But what is most nefarious about the attacks is the notion that Abedin has been groomed by some Muslim master to move with the top tiers of the political establishment. Her marriage and pregnancy with Anthony Weiner, the former congressman and a Jewish-American, is merely a front that gives her access to promote the Islamic cause. The utterly perverse statement treats the talented Abedin as an escort in the name of jihad. The fact that the attacks focus on her access to power being made easier through her marriage to Weiner also caters to anti-Semitic stereotypes (shared by both Christian and Islamic radicals) that Jews run America.

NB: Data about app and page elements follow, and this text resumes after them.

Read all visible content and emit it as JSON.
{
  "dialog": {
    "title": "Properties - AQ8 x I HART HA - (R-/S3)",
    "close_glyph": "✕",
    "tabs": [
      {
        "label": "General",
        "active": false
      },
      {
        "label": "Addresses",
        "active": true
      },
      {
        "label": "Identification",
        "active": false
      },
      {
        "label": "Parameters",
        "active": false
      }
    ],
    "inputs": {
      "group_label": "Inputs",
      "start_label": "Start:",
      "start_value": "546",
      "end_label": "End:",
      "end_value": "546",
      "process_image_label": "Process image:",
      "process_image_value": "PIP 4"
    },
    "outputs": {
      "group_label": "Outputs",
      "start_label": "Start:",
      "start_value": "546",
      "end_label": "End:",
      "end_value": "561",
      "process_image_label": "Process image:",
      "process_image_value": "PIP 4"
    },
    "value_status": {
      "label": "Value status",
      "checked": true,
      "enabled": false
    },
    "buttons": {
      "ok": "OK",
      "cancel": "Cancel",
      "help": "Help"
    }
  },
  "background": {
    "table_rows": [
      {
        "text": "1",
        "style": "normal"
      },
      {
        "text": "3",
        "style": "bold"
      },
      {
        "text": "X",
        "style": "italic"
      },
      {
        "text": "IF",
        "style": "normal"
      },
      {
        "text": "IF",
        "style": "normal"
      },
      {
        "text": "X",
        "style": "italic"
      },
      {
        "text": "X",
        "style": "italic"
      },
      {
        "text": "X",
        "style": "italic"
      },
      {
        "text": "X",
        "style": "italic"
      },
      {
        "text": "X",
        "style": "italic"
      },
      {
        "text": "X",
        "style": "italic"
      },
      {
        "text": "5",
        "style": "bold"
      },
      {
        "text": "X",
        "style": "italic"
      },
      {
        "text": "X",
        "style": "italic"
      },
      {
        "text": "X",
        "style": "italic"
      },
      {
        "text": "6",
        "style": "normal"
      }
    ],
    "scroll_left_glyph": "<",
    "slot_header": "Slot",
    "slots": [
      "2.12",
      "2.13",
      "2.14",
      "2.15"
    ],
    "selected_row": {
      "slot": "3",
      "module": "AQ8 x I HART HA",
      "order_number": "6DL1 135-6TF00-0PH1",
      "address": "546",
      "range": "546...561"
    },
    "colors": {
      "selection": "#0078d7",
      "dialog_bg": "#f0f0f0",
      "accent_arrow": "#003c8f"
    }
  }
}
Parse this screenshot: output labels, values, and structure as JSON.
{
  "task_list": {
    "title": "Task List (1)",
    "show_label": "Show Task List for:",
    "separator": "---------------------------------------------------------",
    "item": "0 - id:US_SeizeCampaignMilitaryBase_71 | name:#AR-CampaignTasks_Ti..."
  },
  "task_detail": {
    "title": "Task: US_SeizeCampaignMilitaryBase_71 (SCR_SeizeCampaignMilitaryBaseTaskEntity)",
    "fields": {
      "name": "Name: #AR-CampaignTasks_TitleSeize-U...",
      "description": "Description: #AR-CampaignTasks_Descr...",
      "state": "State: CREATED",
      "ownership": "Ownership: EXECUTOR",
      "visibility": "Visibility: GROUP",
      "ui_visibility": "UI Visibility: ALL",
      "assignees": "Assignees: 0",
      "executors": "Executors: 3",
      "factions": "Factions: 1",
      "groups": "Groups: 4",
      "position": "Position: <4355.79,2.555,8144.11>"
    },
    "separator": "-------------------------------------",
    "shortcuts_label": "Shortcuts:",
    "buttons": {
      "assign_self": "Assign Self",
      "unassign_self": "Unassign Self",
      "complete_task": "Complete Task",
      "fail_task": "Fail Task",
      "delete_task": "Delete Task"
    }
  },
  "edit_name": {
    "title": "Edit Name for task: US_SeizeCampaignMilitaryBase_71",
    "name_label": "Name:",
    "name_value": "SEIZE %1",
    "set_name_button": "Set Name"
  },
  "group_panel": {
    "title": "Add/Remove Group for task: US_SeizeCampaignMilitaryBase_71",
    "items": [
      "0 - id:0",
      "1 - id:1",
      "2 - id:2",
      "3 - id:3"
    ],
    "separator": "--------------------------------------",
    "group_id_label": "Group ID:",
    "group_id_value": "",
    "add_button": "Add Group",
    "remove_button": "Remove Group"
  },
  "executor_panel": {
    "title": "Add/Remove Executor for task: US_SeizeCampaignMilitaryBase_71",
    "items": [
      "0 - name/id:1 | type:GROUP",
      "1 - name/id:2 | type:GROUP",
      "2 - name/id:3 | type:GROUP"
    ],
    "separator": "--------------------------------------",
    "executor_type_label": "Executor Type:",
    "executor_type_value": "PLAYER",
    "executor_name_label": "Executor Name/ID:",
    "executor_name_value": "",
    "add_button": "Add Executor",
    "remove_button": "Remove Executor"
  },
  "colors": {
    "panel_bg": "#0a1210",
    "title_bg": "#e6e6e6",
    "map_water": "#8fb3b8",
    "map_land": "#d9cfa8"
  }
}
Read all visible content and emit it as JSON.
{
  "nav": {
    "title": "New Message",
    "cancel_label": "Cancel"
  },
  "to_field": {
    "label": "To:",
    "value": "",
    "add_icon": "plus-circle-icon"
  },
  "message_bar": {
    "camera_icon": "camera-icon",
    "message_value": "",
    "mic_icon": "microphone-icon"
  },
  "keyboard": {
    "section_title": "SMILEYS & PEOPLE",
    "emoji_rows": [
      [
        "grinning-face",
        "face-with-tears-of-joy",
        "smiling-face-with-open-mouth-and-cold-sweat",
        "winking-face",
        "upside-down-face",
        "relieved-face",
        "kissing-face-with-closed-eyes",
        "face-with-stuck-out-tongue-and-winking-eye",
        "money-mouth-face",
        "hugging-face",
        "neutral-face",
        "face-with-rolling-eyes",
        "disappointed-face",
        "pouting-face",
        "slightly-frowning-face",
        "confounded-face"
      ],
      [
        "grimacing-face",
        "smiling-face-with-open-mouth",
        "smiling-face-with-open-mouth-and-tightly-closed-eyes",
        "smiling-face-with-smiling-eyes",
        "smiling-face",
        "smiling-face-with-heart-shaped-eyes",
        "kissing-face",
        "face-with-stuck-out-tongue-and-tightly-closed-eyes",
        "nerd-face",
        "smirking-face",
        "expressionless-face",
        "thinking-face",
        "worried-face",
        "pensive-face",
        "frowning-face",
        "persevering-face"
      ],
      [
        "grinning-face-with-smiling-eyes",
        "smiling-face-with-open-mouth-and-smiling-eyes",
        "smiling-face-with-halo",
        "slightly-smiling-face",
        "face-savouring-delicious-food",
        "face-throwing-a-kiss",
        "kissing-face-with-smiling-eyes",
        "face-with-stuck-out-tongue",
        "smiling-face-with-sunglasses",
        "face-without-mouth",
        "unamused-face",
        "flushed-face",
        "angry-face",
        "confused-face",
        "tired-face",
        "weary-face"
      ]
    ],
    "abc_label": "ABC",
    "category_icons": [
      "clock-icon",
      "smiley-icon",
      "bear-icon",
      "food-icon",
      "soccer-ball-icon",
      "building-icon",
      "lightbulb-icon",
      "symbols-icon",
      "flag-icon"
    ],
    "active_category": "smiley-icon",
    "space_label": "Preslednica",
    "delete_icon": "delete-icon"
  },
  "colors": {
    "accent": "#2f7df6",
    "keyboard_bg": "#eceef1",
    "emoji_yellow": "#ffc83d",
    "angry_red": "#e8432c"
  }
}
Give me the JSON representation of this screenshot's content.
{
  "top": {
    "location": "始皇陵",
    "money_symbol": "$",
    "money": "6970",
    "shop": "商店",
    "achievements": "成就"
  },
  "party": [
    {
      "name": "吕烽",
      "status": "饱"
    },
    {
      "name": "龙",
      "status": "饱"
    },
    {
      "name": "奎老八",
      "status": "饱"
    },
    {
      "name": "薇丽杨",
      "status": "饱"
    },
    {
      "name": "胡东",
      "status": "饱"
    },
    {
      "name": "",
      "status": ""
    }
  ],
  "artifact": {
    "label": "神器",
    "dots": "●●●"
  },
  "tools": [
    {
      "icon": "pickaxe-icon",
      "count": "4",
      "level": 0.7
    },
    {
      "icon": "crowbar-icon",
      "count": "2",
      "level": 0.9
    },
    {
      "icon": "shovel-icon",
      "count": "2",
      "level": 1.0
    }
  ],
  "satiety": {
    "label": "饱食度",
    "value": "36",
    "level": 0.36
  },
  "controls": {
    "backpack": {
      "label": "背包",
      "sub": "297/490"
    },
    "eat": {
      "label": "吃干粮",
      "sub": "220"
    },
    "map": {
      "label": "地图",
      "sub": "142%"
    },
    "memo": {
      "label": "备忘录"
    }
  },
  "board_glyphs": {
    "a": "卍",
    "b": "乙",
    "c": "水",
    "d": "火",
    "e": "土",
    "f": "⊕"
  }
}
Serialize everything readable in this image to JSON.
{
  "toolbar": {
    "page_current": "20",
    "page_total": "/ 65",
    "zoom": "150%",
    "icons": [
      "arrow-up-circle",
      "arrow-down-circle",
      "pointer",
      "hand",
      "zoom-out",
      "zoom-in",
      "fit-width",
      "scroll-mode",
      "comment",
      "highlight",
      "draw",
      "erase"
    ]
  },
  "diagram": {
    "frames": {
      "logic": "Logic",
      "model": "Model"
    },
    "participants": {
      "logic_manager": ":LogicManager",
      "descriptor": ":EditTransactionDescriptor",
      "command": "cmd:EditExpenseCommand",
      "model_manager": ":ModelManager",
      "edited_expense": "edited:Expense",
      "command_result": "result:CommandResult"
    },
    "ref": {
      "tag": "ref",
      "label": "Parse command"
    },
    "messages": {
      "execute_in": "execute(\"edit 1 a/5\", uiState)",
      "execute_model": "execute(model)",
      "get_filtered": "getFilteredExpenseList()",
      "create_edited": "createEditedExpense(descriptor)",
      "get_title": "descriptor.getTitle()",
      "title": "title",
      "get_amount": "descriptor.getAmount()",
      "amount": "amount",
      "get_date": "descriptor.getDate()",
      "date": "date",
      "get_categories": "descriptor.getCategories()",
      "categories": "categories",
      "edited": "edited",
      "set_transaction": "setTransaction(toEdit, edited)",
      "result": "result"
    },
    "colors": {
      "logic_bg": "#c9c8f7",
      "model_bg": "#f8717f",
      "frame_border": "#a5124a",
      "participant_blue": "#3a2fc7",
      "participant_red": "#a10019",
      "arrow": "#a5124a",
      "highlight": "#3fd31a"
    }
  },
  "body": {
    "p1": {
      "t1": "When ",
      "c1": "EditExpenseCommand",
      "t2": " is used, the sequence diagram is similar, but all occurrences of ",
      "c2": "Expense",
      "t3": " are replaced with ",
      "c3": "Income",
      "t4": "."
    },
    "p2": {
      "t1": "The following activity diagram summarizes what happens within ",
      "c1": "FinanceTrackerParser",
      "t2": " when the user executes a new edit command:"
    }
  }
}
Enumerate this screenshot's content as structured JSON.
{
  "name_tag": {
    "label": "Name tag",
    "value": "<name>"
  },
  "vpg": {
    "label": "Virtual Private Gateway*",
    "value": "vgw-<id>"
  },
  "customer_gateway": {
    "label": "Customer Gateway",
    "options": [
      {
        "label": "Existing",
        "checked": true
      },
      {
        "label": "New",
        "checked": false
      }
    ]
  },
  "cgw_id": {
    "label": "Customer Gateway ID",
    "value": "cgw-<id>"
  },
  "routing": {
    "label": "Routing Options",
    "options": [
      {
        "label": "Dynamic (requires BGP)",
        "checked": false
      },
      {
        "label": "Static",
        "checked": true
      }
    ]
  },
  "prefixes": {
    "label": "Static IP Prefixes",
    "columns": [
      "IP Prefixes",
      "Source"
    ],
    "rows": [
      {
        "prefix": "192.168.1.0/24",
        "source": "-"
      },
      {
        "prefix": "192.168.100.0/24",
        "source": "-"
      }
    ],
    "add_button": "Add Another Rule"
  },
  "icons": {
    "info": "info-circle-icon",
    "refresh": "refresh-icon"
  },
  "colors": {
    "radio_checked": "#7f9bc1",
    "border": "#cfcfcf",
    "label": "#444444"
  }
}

These new tactics go beyond Islam as a religion. They are intended to make Muslims or Arabs in government who are often far less senior than Abedin, or those in policy positions who seek a better relationship with the Islamic world, feel like outsiders. It will most surely affect the desire of those who can contribute language and cultural skills to ever work in government.

I am of Arab Christian descent. I worked for over a decade in national security as a political appointee in state and federal government, married a Jewish lawyer, and have three children. I am either exceptionally lucky or a Manchurian Mom. True, given our times, the professional and personal can often merge; with so many family members born in Lebanon, my security clearance reviews were onerous. But it seemed a small nuisance for the benefit of serving the nation.

Like so many in government now, my narrative seems typically American. And, I suspect, that is exactly the problem.

Juliette Kayyem can be reached at jkayyem@globe.com and Twitter